## Brief
Which lines of the records contain the word "value"? Copy each one.

## Extracted information
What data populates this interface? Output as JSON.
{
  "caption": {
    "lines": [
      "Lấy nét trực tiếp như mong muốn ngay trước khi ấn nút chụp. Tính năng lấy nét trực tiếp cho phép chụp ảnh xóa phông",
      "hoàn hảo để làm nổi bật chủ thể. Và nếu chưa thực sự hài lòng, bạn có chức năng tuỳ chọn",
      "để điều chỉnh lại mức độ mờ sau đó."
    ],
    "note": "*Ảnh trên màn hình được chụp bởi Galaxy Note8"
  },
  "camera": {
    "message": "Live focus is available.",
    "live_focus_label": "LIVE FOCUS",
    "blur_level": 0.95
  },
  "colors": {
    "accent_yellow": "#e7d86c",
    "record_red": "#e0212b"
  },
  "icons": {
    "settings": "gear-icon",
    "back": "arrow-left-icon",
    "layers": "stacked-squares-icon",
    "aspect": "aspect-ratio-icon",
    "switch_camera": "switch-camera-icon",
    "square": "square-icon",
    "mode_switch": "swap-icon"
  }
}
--
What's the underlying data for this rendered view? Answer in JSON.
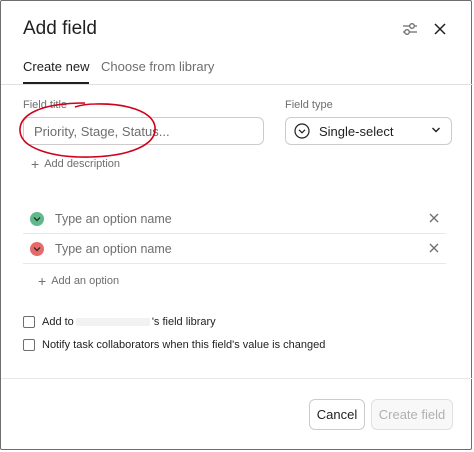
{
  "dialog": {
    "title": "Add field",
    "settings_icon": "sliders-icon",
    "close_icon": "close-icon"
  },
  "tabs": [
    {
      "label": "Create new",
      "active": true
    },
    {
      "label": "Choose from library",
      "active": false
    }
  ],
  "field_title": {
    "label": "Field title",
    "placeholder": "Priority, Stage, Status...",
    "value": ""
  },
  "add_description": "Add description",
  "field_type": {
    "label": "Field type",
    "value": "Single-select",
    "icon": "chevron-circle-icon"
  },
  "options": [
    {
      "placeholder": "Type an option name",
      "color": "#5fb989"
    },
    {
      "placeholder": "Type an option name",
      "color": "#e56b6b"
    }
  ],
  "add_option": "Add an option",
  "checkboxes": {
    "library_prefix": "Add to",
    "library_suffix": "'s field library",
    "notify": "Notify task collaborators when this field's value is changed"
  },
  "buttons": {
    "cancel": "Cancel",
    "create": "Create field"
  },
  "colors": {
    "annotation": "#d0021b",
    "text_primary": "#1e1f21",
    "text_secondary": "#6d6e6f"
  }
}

## Response for this exercise
    "value": ""
    "value": "Single-select",
    "notify": "Notify task collaborators when this field's value is changed"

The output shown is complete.